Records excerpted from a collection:
=== Section Start ===

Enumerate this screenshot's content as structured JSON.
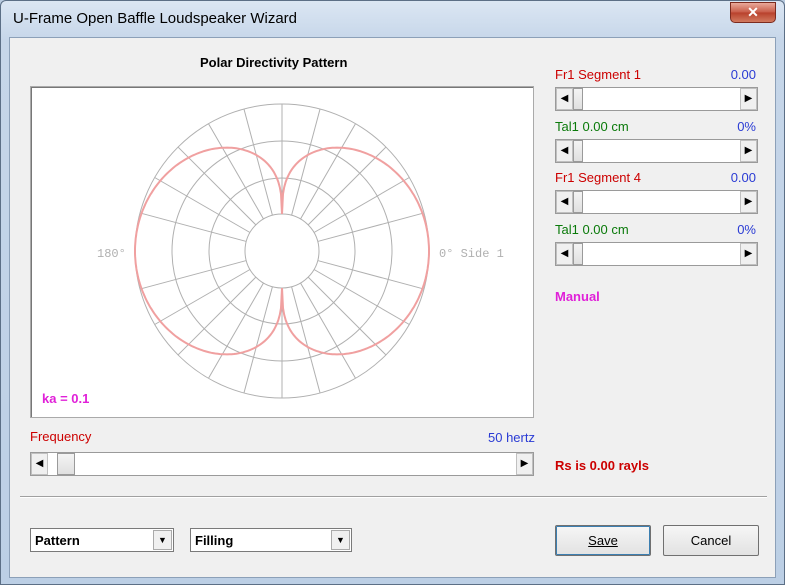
{
  "window": {
    "title": "U-Frame Open Baffle Loudspeaker Wizard",
    "close_glyph": "✕"
  },
  "polar": {
    "title": "Polar Directivity Pattern",
    "label_left": "180°",
    "label_right": "0° Side 1",
    "ka_label": "ka = 0.1",
    "pattern_color": "#f0a0a0",
    "grid_color": "#b0b0b0"
  },
  "frequency": {
    "label": "Frequency",
    "value": "50 hertz",
    "slider_fraction": 0.02
  },
  "controls": [
    {
      "label": "Fr1  Segment 1",
      "value": "0.00",
      "label_color": "red",
      "slider_fraction": 0.0
    },
    {
      "label": "Tal1  0.00 cm",
      "value": "0%",
      "label_color": "green",
      "slider_fraction": 0.0
    },
    {
      "label": "Fr1  Segment 4",
      "value": "0.00",
      "label_color": "red",
      "slider_fraction": 0.0
    },
    {
      "label": "Tal1  0.00 cm",
      "value": "0%",
      "label_color": "green",
      "slider_fraction": 0.0
    }
  ],
  "mode": "Manual",
  "rs_text": "Rs is 0.00 rayls",
  "combo_pattern": "Pattern",
  "combo_filling": "Filling",
  "buttons": {
    "save": "Save",
    "cancel": "Cancel"
  },
  "arrows": {
    "left": "◀",
    "right": "▶",
    "down": "▼"
  }
}
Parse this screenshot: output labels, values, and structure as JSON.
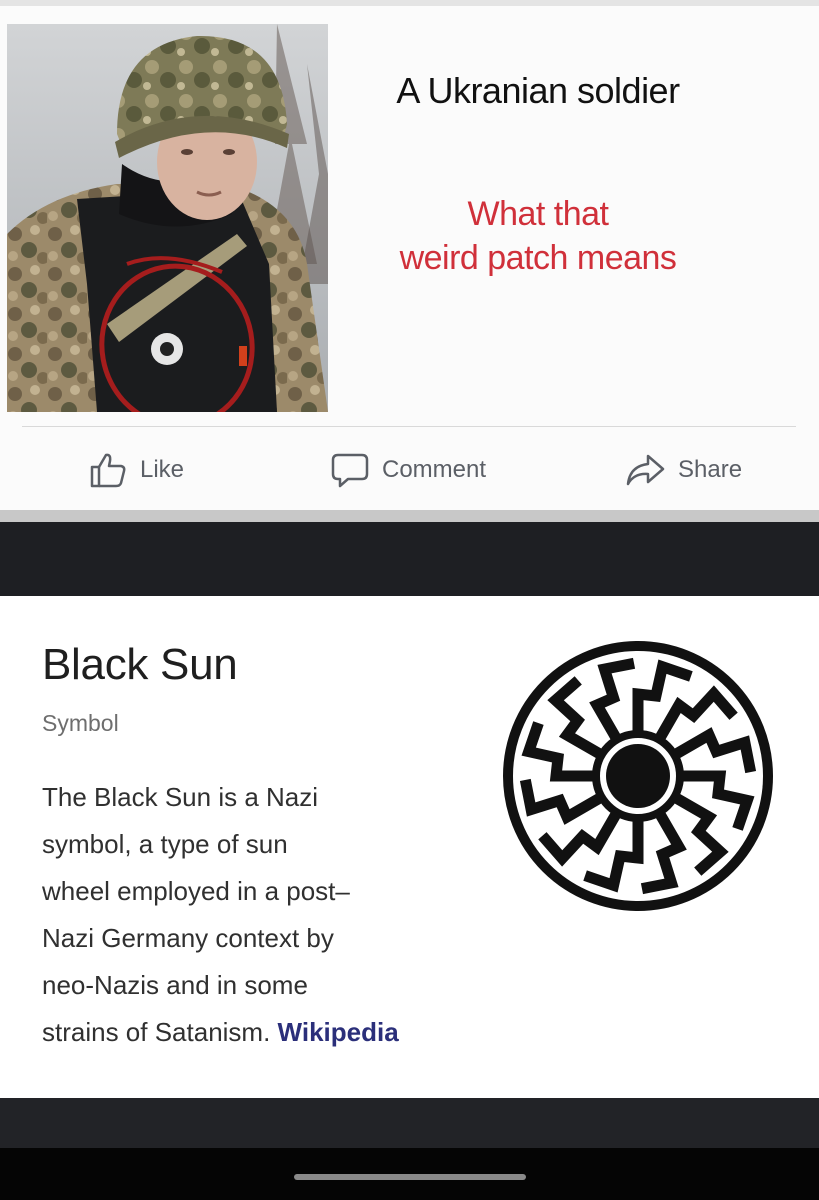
{
  "post": {
    "title": "A Ukranian soldier",
    "subtitle_lines": [
      "What that",
      "weird patch means"
    ],
    "actions": {
      "like_label": "Like",
      "comment_label": "Comment",
      "share_label": "Share"
    }
  },
  "knowledge_panel": {
    "title": "Black Sun",
    "subtitle": "Symbol",
    "description_lines": [
      "The Black Sun is a Nazi",
      "symbol, a type of sun",
      "wheel employed in a post–",
      "Nazi Germany context by",
      "neo-Nazis and in some",
      "strains of Satanism."
    ],
    "source_link": "Wikipedia"
  },
  "colors": {
    "accent_red": "#d0303a",
    "link": "#2b2f7a",
    "action_gray": "#5b5f66",
    "band_dark": "#1e1f23"
  },
  "icons": {
    "like": "thumbs-up-icon",
    "comment": "comment-bubble-icon",
    "share": "share-arrow-icon",
    "symbol": "black-sun-symbol"
  }
}
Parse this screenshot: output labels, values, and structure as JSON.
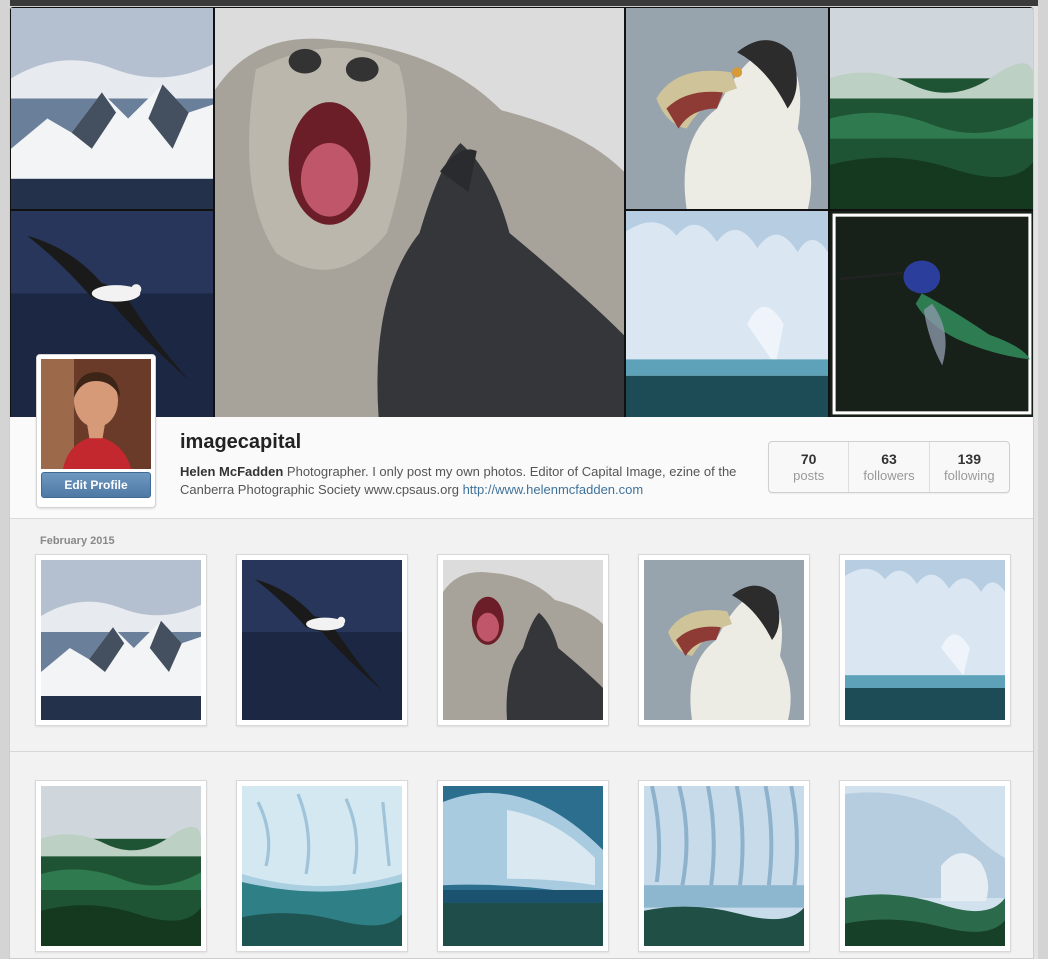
{
  "profile": {
    "username": "imagecapital",
    "full_name": "Helen McFadden",
    "bio": "Photographer. I only post my own photos. Editor of Capital Image, ezine of the Canberra Photographic Society www.cpsaus.org",
    "website": "http://www.helenmcfadden.com",
    "edit_label": "Edit Profile"
  },
  "stats": [
    {
      "value": "70",
      "label": "posts"
    },
    {
      "value": "63",
      "label": "followers"
    },
    {
      "value": "139",
      "label": "following"
    }
  ],
  "feed": {
    "month_label": "February 2015",
    "row1": [
      "mountain-photo",
      "albatross-photo",
      "seal-photo",
      "chick-photo",
      "iceberg-photo"
    ],
    "row2": [
      "wave-photo",
      "ice-cave-photo",
      "ice-wall-photo",
      "ice-texture-photo",
      "ice-splash-photo"
    ]
  },
  "cover": [
    "mountain-photo",
    "albatross-photo",
    "seal-photo",
    "chick-photo",
    "wave-photo",
    "iceberg-photo",
    "hummingbird-photo"
  ],
  "colors": {
    "link": "#3f729b",
    "button": "#517fa4",
    "ocean": "#1f5a3a",
    "ice": "#cfe0ee"
  }
}
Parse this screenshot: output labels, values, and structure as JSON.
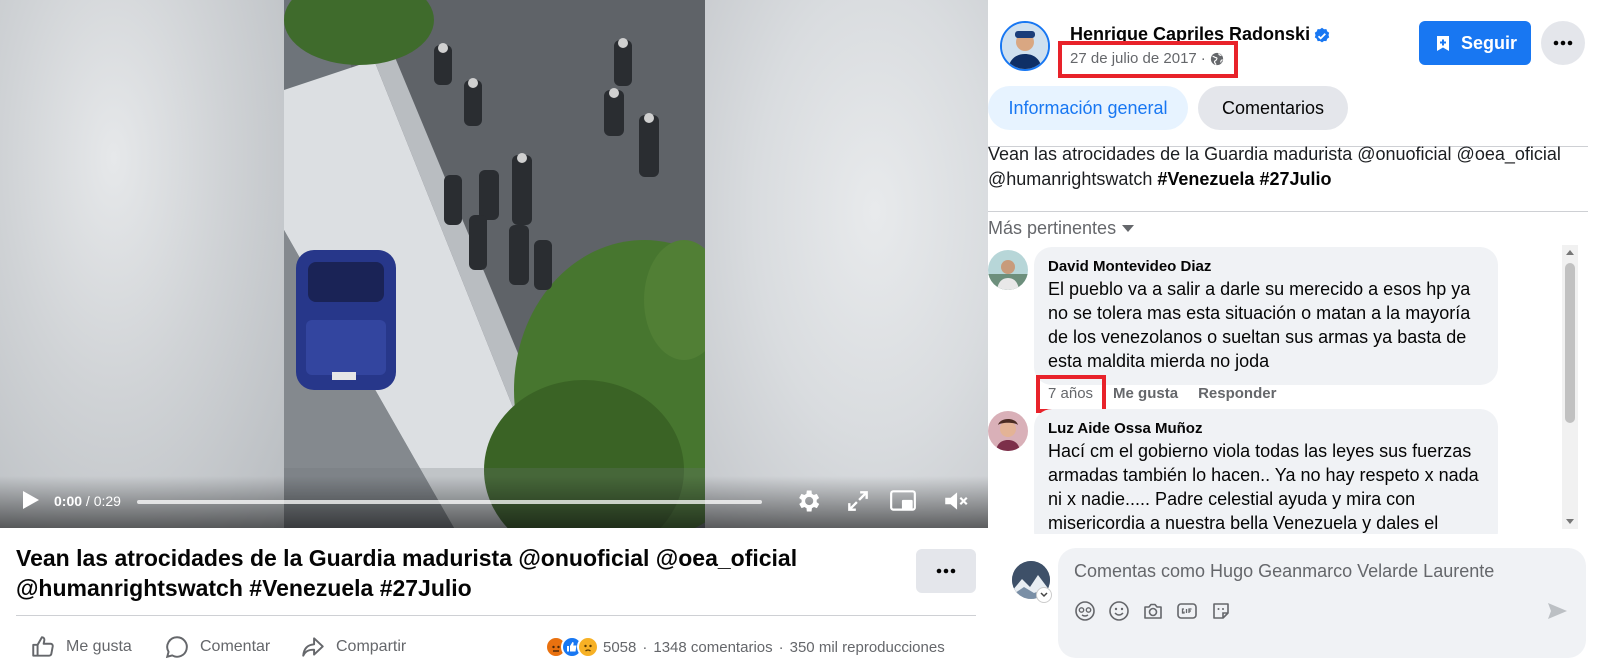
{
  "video": {
    "time_current": "0:00",
    "time_separator": " / ",
    "time_total": "0:29",
    "progress": 0
  },
  "post": {
    "title_line1": "Vean las atrocidades de la Guardia madurista @onuoficial @oea_oficial",
    "title_line2": "@humanrightswatch #Venezuela #27Julio",
    "actions": {
      "like": "Me gusta",
      "comment": "Comentar",
      "share": "Compartir"
    },
    "stats": {
      "reaction_count": "5058",
      "comments": "1348 comentarios",
      "views": "350 mil reproducciones",
      "separator": "·"
    }
  },
  "sidebar": {
    "author": "Henrique Capriles Radonski",
    "date": "27 de julio de 2017",
    "date_separator": "·",
    "follow_label": "Seguir",
    "tabs": [
      {
        "label": "Información general"
      },
      {
        "label": "Comentarios"
      }
    ],
    "caption": {
      "text": "Vean las atrocidades de la Guardia madurista @onuoficial @oea_oficial @humanrightswatch",
      "tag1": "#Venezuela",
      "tag2": "#27Julio"
    },
    "sort_label": "Más pertinentes",
    "comments": [
      {
        "author": "David Montevideo Diaz",
        "text": "El pueblo va a salir a darle su merecido a esos hp ya no se tolera mas esta situación o matan a la mayoría de los venezolanos o sueltan sus armas ya basta de esta maldita mierda no joda",
        "time": "7 años",
        "like": "Me gusta",
        "reply": "Responder"
      },
      {
        "author": "Luz Aide Ossa Muñoz",
        "text": "Hací cm el gobierno viola todas las leyes sus fuerzas armadas también lo hacen.. Ya no hay respeto x nada ni x nadie..... Padre celestial ayuda y mira con misericordia a nuestra bella Venezuela y dales el"
      }
    ],
    "composer_placeholder": "Comentas como Hugo Geanmarco Velarde Laurente"
  },
  "colors": {
    "brand_blue": "#1877f2",
    "highlight_red": "#e8222a",
    "bubble_gray": "#f0f2f5"
  }
}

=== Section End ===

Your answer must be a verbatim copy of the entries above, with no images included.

§ **Solved problem**
Enumerate this screenshot's content as structured JSON.
{
  "window": {
    "title": "U-Frame Open Baffle Loudspeaker Wizard",
    "close_glyph": "✕"
  },
  "polar": {
    "title": "Polar Directivity Pattern",
    "label_left": "180°",
    "label_right": "0° Side 1",
    "ka_label": "ka = 0.1",
    "pattern_color": "#f0a0a0",
    "grid_color": "#b0b0b0"
  },
  "frequency": {
    "label": "Frequency",
    "value": "50 hertz",
    "slider_fraction": 0.02
  },
  "controls": [
    {
      "label": "Fr1  Segment 1",
      "value": "0.00",
      "label_color": "red",
      "slider_fraction": 0.0
    },
    {
      "label": "Tal1  0.00 cm",
      "value": "0%",
      "label_color": "green",
      "slider_fraction": 0.0
    },
    {
      "label": "Fr1  Segment 4",
      "value": "0.00",
      "label_color": "red",
      "slider_fraction": 0.0
    },
    {
      "label": "Tal1  0.00 cm",
      "value": "0%",
      "label_color": "green",
      "slider_fraction": 0.0
    }
  ],
  "mode": "Manual",
  "rs_text": "Rs is 0.00 rayls",
  "combo_pattern": "Pattern",
  "combo_filling": "Filling",
  "buttons": {
    "save": "Save",
    "cancel": "Cancel"
  },
  "arrows": {
    "left": "◀",
    "right": "▶",
    "down": "▼"
  }
}
Parse this screenshot: output labels, values, and structure as JSON.
{
  "post": {
    "title": "A Ukranian soldier",
    "subtitle_lines": [
      "What that",
      "weird patch means"
    ],
    "actions": {
      "like_label": "Like",
      "comment_label": "Comment",
      "share_label": "Share"
    }
  },
  "knowledge_panel": {
    "title": "Black Sun",
    "subtitle": "Symbol",
    "description_lines": [
      "The Black Sun is a Nazi",
      "symbol, a type of sun",
      "wheel employed in a post–",
      "Nazi Germany context by",
      "neo-Nazis and in some",
      "strains of Satanism."
    ],
    "source_link": "Wikipedia"
  },
  "colors": {
    "accent_red": "#d0303a",
    "link": "#2b2f7a",
    "action_gray": "#5b5f66",
    "band_dark": "#1e1f23"
  },
  "icons": {
    "like": "thumbs-up-icon",
    "comment": "comment-bubble-icon",
    "share": "share-arrow-icon",
    "symbol": "black-sun-symbol"
  }
}
Parse this screenshot: output labels, values, and structure as JSON.
{
  "profile": {
    "username": "imagecapital",
    "full_name": "Helen McFadden",
    "bio": "Photographer. I only post my own photos. Editor of Capital Image, ezine of the Canberra Photographic Society www.cpsaus.org",
    "website": "http://www.helenmcfadden.com",
    "edit_label": "Edit Profile"
  },
  "stats": [
    {
      "value": "70",
      "label": "posts"
    },
    {
      "value": "63",
      "label": "followers"
    },
    {
      "value": "139",
      "label": "following"
    }
  ],
  "feed": {
    "month_label": "February 2015",
    "row1": [
      "mountain-photo",
      "albatross-photo",
      "seal-photo",
      "chick-photo",
      "iceberg-photo"
    ],
    "row2": [
      "wave-photo",
      "ice-cave-photo",
      "ice-wall-photo",
      "ice-texture-photo",
      "ice-splash-photo"
    ]
  },
  "cover": [
    "mountain-photo",
    "albatross-photo",
    "seal-photo",
    "chick-photo",
    "wave-photo",
    "iceberg-photo",
    "hummingbird-photo"
  ],
  "colors": {
    "link": "#3f729b",
    "button": "#517fa4",
    "ocean": "#1f5a3a",
    "ice": "#cfe0ee"
  }
}
Parse this screenshot: output labels, values, and structure as JSON.
{
  "video": {
    "time_current": "0:00",
    "time_separator": " / ",
    "time_total": "0:29",
    "progress": 0
  },
  "post": {
    "title_line1": "Vean las atrocidades de la Guardia madurista @onuoficial @oea_oficial",
    "title_line2": "@humanrightswatch #Venezuela #27Julio",
    "actions": {
      "like": "Me gusta",
      "comment": "Comentar",
      "share": "Compartir"
    },
    "stats": {
      "reaction_count": "5058",
      "comments": "1348 comentarios",
      "views": "350 mil reproducciones",
      "separator": "·"
    }
  },
  "sidebar": {
    "author": "Henrique Capriles Radonski",
    "date": "27 de julio de 2017",
    "date_separator": "·",
    "follow_label": "Seguir",
    "tabs": [
      {
        "label": "Información general"
      },
      {
        "label": "Comentarios"
      }
    ],
    "caption": {
      "text": "Vean las atrocidades de la Guardia madurista @onuoficial @oea_oficial @humanrightswatch",
      "tag1": "#Venezuela",
      "tag2": "#27Julio"
    },
    "sort_label": "Más pertinentes",
    "comments": [
      {
        "author": "David Montevideo Diaz",
        "text": "El pueblo va a salir a darle su merecido a esos hp ya no se tolera mas esta situación o matan a la mayoría de los venezolanos o sueltan sus armas ya basta de esta maldita mierda no joda",
        "time": "7 años",
        "like": "Me gusta",
        "reply": "Responder"
      },
      {
        "author": "Luz Aide Ossa Muñoz",
        "text": "Hací cm el gobierno viola todas las leyes sus fuerzas armadas también lo hacen.. Ya no hay respeto x nada ni x nadie..... Padre celestial ayuda y mira con misericordia a nuestra bella Venezuela y dales el"
      }
    ],
    "composer_placeholder": "Comentas como Hugo Geanmarco Velarde Laurente"
  },
  "colors": {
    "brand_blue": "#1877f2",
    "highlight_red": "#e8222a",
    "bubble_gray": "#f0f2f5"
  }
}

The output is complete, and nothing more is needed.